Because I haven’t finished medical school yet, I felt the whole experience helped round off the learning I’ve already done and show me more different aspects of healthcare. Before, I’d only seen the NHS, and not experienced other countries systems. It made me appreciate how lucky we are in the UK, and was very eye-opening. Language was initially a concern, however consultants were happy to help in English if I asked questions or needed help, but of course they would speak Nepali to the patients or one another.
We did something after placement every single day!
There was no time to sit around. We went to palaces, a monkey temple, and saw the sites in the city. The best thing I did during the whole trip was an Everest flight. You need to go really early in the morning, but it was absolutely amazing, and probably the coolest thing I’ve ever seen! You really can’t go to Nepal without getting a glimpse of Mount Everest, the tallest mountain in the world.
In between the first two weeks, I spent the middle weekend in Pokhara. We went on Friday and came back on Sunday. We went paragliding, and in the afternoon rented a paddle boat on the lake and relaxed. Pokhara was a calm, quiet place, and a great chance to get away from the hustle and bustle of the city. I always went travelling with people I had met at the house and we got along really well, which I was pleased about as I had travelled there by myself.
I also chose to take up the opportunity to spend a week in a rural Himalayan village, spending the days at an outreach clinic and living with a Nepali family. Work the World organised all of this for me and a member of the Work the World team came along with me and acted as my guide and translator. On my last day in the city, we got up early and took the bus to the foot of the mountain. We were meant to be trekking to the village but due to poor weather we took a jeep up the mountain instead.
The journey was very long but exciting, and felt a bit scary at times, but of course, we made it there safely!
We arrived at the village early evening and met the host family, who were so welcoming and excited to see us! Immediately, I felt really comfortable, and they had prepared a lovely room for us to sleep which was comfortable and was to be home for the week. The week in the clinic was hugely eye-opening. It was even more basic than the hospital in the city. They only had about 12 different drugs to prescribe to patients, whereas in UK we have literally hundreds. It felt like there were no resources at all; the equipment gaps became obvious very quickly, they were really trying to make do with what they already had.
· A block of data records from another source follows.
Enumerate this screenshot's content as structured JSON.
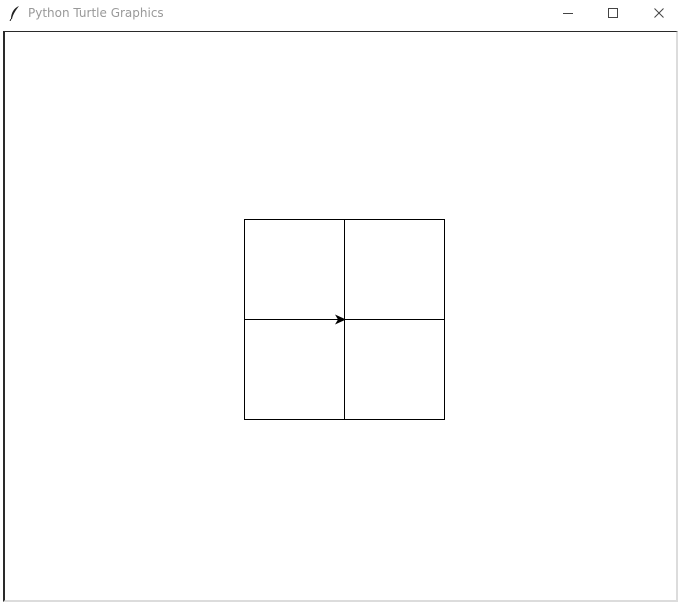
{
  "window": {
    "title": "Python Turtle Graphics",
    "app_icon": "feather-icon",
    "controls": {
      "minimize_icon": "minimize-icon",
      "maximize_icon": "maximize-icon",
      "close_icon": "close-icon"
    }
  },
  "canvas": {
    "background": "#ffffff",
    "pen_color": "#000000",
    "drawing": {
      "shape": "square grid",
      "rows": 2,
      "columns": 2
    },
    "turtle": {
      "shape": "arrow",
      "heading": "east",
      "color": "#000000"
    }
  }
}
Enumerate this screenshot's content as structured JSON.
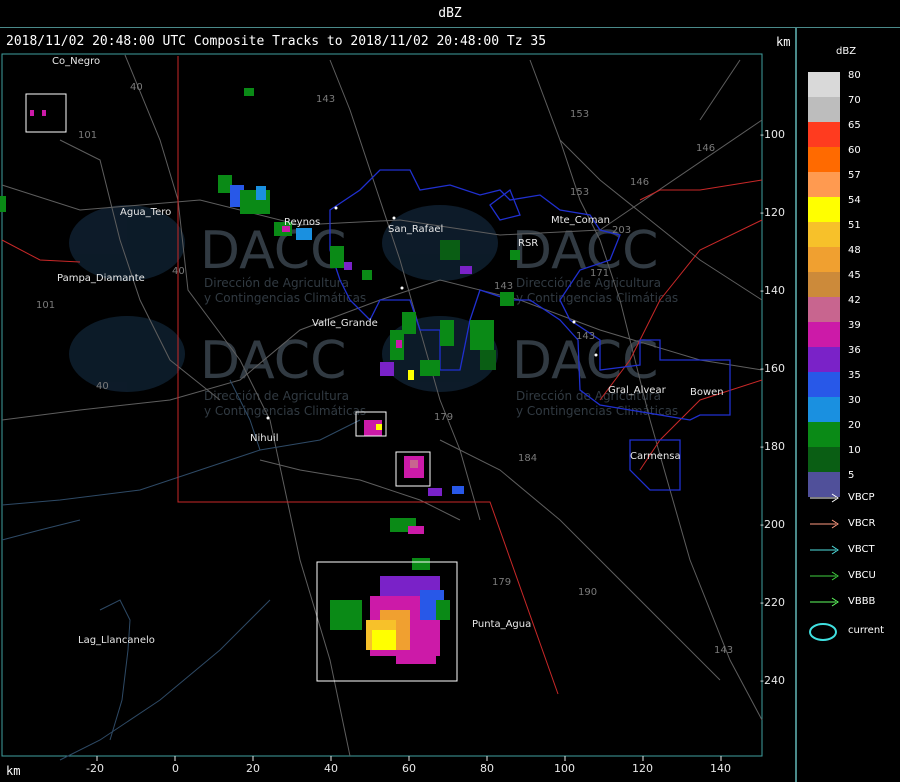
{
  "window": {
    "title": "dBZ"
  },
  "header": {
    "text": "2018/11/02 20:48:00 UTC Composite Tracks to 2018/11/02 20:48:00 Tz 35",
    "unit_top": "km",
    "unit_bottom": "km"
  },
  "x_ticks": [
    "-20",
    "0",
    "20",
    "40",
    "60",
    "80",
    "100",
    "120",
    "140"
  ],
  "y_ticks": [
    "-100",
    "-120",
    "-140",
    "-160",
    "-180",
    "-200",
    "-220",
    "-240"
  ],
  "places": [
    "Co_Negro",
    "Agua_Tero",
    "Reynos",
    "San_Rafael",
    "RSR",
    "Mte_Coman",
    "Pampa_Diamante",
    "Valle_Grande",
    "Gral_Alvear",
    "Bowen",
    "Nihuil",
    "Carmensa",
    "Punta_Agua",
    "Lag_Llancanelo"
  ],
  "road_numbers": [
    "40",
    "101",
    "143",
    "153",
    "146",
    "146",
    "153",
    "203",
    "171",
    "143",
    "40",
    "101",
    "40",
    "143",
    "179",
    "184",
    "179",
    "190",
    "143"
  ],
  "watermark": {
    "brand": "DACC",
    "line1": "Dirección de Agricultura",
    "line2": "y Contingencias Climáticas"
  },
  "legend": {
    "title": "dBZ",
    "levels": [
      {
        "label": "80",
        "color": "#d9d9d9"
      },
      {
        "label": "70",
        "color": "#bdbdbd"
      },
      {
        "label": "65",
        "color": "#ff3b1f"
      },
      {
        "label": "60",
        "color": "#ff6a00"
      },
      {
        "label": "57",
        "color": "#ff9a50"
      },
      {
        "label": "54",
        "color": "#ffff00"
      },
      {
        "label": "51",
        "color": "#f7c12a"
      },
      {
        "label": "48",
        "color": "#f0a030"
      },
      {
        "label": "45",
        "color": "#cc8a3a"
      },
      {
        "label": "42",
        "color": "#c8658f"
      },
      {
        "label": "39",
        "color": "#cc1aa8"
      },
      {
        "label": "36",
        "color": "#7a22c8"
      },
      {
        "label": "35",
        "color": "#2858e8"
      },
      {
        "label": "30",
        "color": "#1a90e0"
      },
      {
        "label": "20",
        "color": "#0a8a16"
      },
      {
        "label": "10",
        "color": "#0a5e14"
      },
      {
        "label": "5",
        "color": "#50509a"
      }
    ],
    "tracks": [
      {
        "label": "VBCP",
        "color": "#ffffff"
      },
      {
        "label": "VBCR",
        "color": "#ff9a80"
      },
      {
        "label": "VBCT",
        "color": "#50e0e0"
      },
      {
        "label": "VBCU",
        "color": "#40d040"
      },
      {
        "label": "VBBB",
        "color": "#60ff60"
      },
      {
        "label": "current",
        "color": "#40e0e0"
      }
    ]
  }
}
In the afternoon, we took part in a whole host of different cultural activities. The most memorable was going to the rice mill, where the villagers grow and process the rice, and helping out there. There was also basket weaving which w fas a lot of fun! We hiked to the Shiva Temple, which is known by the villages as the most sacred Shiva temple in existence.
My advice to other students would be to go for as long as possible! I went for three weeks, and I honestly felt like I could have spent so much longer as it went so quickly. My other guidance would be: don’t be afraid to get stuck in and do stuff. In hospitals, you won’t get to do anything unless you ask and prove yourself as interested and engaged.
Finally, I chose to make a video about my experience in Nepal because I feel you can capture more of the moment than a still picture, and you feel like you’re still there when you watch it back. It’s amazing to see real-life experiences rather than still photos!